Recent highlights from our research
- We have discovered that pancreatic cancer is hierarchically organised and cancer stem cells (CSCs) represent the root of this disease driving tumour progression, metastasis and chemoresistance.
Hermann et al. Cell Stem Cells 2007 (cited 1662x), Lonardo et al. Cell Stem Cell 2011, Sainz et al. Cancer Cell 2013, Miranda et al., Nature Methods 2014, Cioffi et al. Gut 2015, Raj et al. Stem Cells 2015
- We have also identified that the tumour microenvironment acts as a CSC-promoting entity further enhancing their invasiveness and chemoresistance.
Lonardo et al. Cell Cycle 2012, Sainz et al. Cancer Res 2014, Sainz et al. Gut 2015
- We have shown that pharmacological or genetic elimination of CSCs results in increased survival in preclinical mouse models.
Mueller et al. Gastroenterology 2009, Lonardo et al. Cell Stem Cell 2011, Cioffi M et al. Clin Cancer Res 2015, Hermann et al. Gastroenterology 2014, Zagorac et al. Cancer Res 2016
- Pancreatic CSCs bear an epigenetically defined gene expression signature resulting in a distinct metabolic phenotype and immune privilege.
Sancho et al. Cell Metabolism 2015, Sancho et al. BMC 2016
Building on these original findings and newly developed technologies in our lab, we are now seeking common key regulators that control stemness and immune evasion in pancreatic CSCs using functional genomics.
We are dissecting mechanisms of action and developing multimodal treatment strategies that also target CSCs.

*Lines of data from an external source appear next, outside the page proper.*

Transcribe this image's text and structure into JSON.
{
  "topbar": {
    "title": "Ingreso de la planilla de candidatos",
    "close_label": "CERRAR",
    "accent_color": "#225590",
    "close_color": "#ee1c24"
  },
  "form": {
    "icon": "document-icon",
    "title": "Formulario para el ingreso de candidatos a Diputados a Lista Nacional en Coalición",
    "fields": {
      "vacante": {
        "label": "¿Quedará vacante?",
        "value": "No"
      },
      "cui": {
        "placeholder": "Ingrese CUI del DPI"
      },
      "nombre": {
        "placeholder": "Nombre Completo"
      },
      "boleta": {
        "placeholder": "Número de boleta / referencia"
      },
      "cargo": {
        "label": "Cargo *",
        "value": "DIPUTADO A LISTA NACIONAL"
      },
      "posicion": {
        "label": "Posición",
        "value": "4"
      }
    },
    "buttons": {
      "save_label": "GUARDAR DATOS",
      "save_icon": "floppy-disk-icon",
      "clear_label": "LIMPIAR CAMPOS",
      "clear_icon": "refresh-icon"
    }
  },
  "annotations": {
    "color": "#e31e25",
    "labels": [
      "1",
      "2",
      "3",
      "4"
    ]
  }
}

This should lead to more durable treatment response and prevent relapse.